All entries need to be written out verbatim, with pictures omitted.

(Stored data entries)
+++

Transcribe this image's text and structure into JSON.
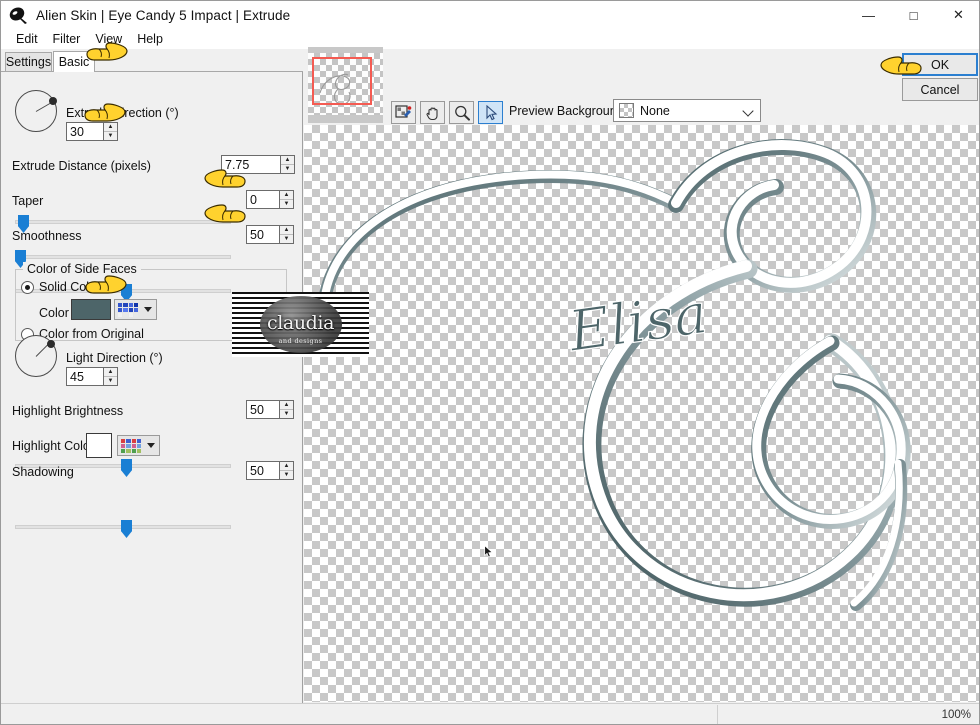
{
  "window": {
    "title": "Alien Skin | Eye Candy 5 Impact | Extrude",
    "app_icon": "alien-skin-icon",
    "minimize": "—",
    "maximize": "□",
    "close": "✕"
  },
  "menubar": {
    "items": [
      {
        "label": "Edit"
      },
      {
        "label": "Filter"
      },
      {
        "label": "View"
      },
      {
        "label": "Help"
      }
    ]
  },
  "tabs": [
    {
      "label": "Settings",
      "active": false
    },
    {
      "label": "Basic",
      "active": true
    }
  ],
  "settings": {
    "extrude_direction": {
      "label": "Extrude Direction (°)",
      "value": "30",
      "dial_angle_deg": 30
    },
    "extrude_distance": {
      "label": "Extrude Distance (pixels)",
      "value": "7.75",
      "slider_percent": 4
    },
    "taper": {
      "label": "Taper",
      "value": "0",
      "slider_percent": 0
    },
    "smoothness": {
      "label": "Smoothness",
      "value": "50",
      "slider_percent": 50
    },
    "color_of_side_faces": {
      "group_label": "Color of Side Faces",
      "solid_color_label": "Solid Color",
      "solid_color_selected": true,
      "color_label": "Color",
      "color_value": "#4d6569",
      "color_from_original_label": "Color from Original",
      "color_from_original_selected": false,
      "palette_button_name": "color-palette-dropdown"
    },
    "light_direction": {
      "label": "Light Direction (°)",
      "value": "45",
      "dial_angle_deg": 45
    },
    "highlight_brightness": {
      "label": "Highlight Brightness",
      "value": "50",
      "slider_percent": 50
    },
    "highlight_color": {
      "label": "Highlight Color",
      "value": "#ffffff",
      "palette_button_name": "highlight-color-palette-dropdown"
    },
    "shadowing": {
      "label": "Shadowing",
      "value": "50",
      "slider_percent": 50
    }
  },
  "toolbar": {
    "tools": [
      {
        "name": "eyedropper-tool",
        "active": false
      },
      {
        "name": "hand-tool",
        "active": false
      },
      {
        "name": "zoom-tool",
        "active": false
      },
      {
        "name": "pointer-tool",
        "active": true
      }
    ],
    "preview_background_label": "Preview Background:",
    "preview_background_value": "None"
  },
  "buttons": {
    "ok": "OK",
    "cancel": "Cancel"
  },
  "statusbar": {
    "zoom_level": "100%"
  },
  "preview": {
    "glyph_label": "Elisa",
    "glyph_description": "script-ampersand-monogram",
    "fill_color": "#ffffff",
    "side_face_color": "#4d6569"
  },
  "watermark": {
    "text": "claudia",
    "subtext": "and designs"
  },
  "colors": {
    "accent": "#2b7fd0",
    "slider_thumb": "#1a7fd4",
    "selection_box": "#f45b52",
    "panel_bg": "#f0f0f0"
  }
}
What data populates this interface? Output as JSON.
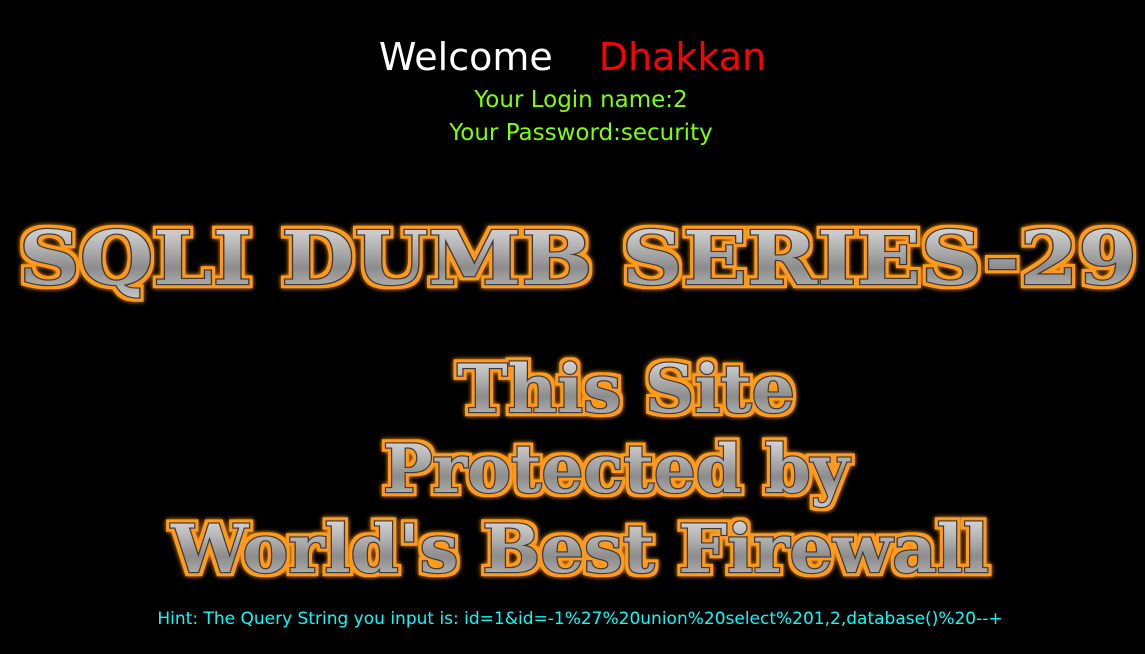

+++

[EXPECTED ANSWER]:
Transcribe this image's text and structure into JSON.
{
  "window": {
    "title": "Alien Skin | Eye Candy 5 Impact | Extrude",
    "app_icon": "alien-skin-icon",
    "minimize": "—",
    "maximize": "□",
    "close": "✕"
  },
  "menubar": {
    "items": [
      {
        "label": "Edit"
      },
      {
        "label": "Filter"
      },
      {
        "label": "View"
      },
      {
        "label": "Help"
      }
    ]
  },
  "tabs": [
    {
      "label": "Settings",
      "active": false
    },
    {
      "label": "Basic",
      "active": true
    }
  ],
  "settings": {
    "extrude_direction": {
      "label": "Extrude Direction (°)",
      "value": "30",
      "dial_angle_deg": 30
    },
    "extrude_distance": {
      "label": "Extrude Distance (pixels)",
      "value": "7.75",
      "slider_percent": 4
    },
    "taper": {
      "label": "Taper",
      "value": "0",
      "slider_percent": 0
    },
    "smoothness": {
      "label": "Smoothness",
      "value": "50",
      "slider_percent": 50
    },
    "color_of_side_faces": {
      "group_label": "Color of Side Faces",
      "solid_color_label": "Solid Color",
      "solid_color_selected": true,
      "color_label": "Color",
      "color_value": "#4d6569",
      "color_from_original_label": "Color from Original",
      "color_from_original_selected": false,
      "palette_button_name": "color-palette-dropdown"
    },
    "light_direction": {
      "label": "Light Direction (°)",
      "value": "45",
      "dial_angle_deg": 45
    },
    "highlight_brightness": {
      "label": "Highlight Brightness",
      "value": "50",
      "slider_percent": 50
    },
    "highlight_color": {
      "label": "Highlight Color",
      "value": "#ffffff",
      "palette_button_name": "highlight-color-palette-dropdown"
    },
    "shadowing": {
      "label": "Shadowing",
      "value": "50",
      "slider_percent": 50
    }
  },
  "toolbar": {
    "tools": [
      {
        "name": "eyedropper-tool",
        "active": false
      },
      {
        "name": "hand-tool",
        "active": false
      },
      {
        "name": "zoom-tool",
        "active": false
      },
      {
        "name": "pointer-tool",
        "active": true
      }
    ],
    "preview_background_label": "Preview Background:",
    "preview_background_value": "None"
  },
  "buttons": {
    "ok": "OK",
    "cancel": "Cancel"
  },
  "statusbar": {
    "zoom_level": "100%"
  },
  "preview": {
    "glyph_label": "Elisa",
    "glyph_description": "script-ampersand-monogram",
    "fill_color": "#ffffff",
    "side_face_color": "#4d6569"
  },
  "watermark": {
    "text": "claudia",
    "subtext": "and designs"
  },
  "colors": {
    "accent": "#2b7fd0",
    "slider_thumb": "#1a7fd4",
    "selection_box": "#f45b52",
    "panel_bg": "#f0f0f0"
  }
}
What data populates this interface? Output as JSON.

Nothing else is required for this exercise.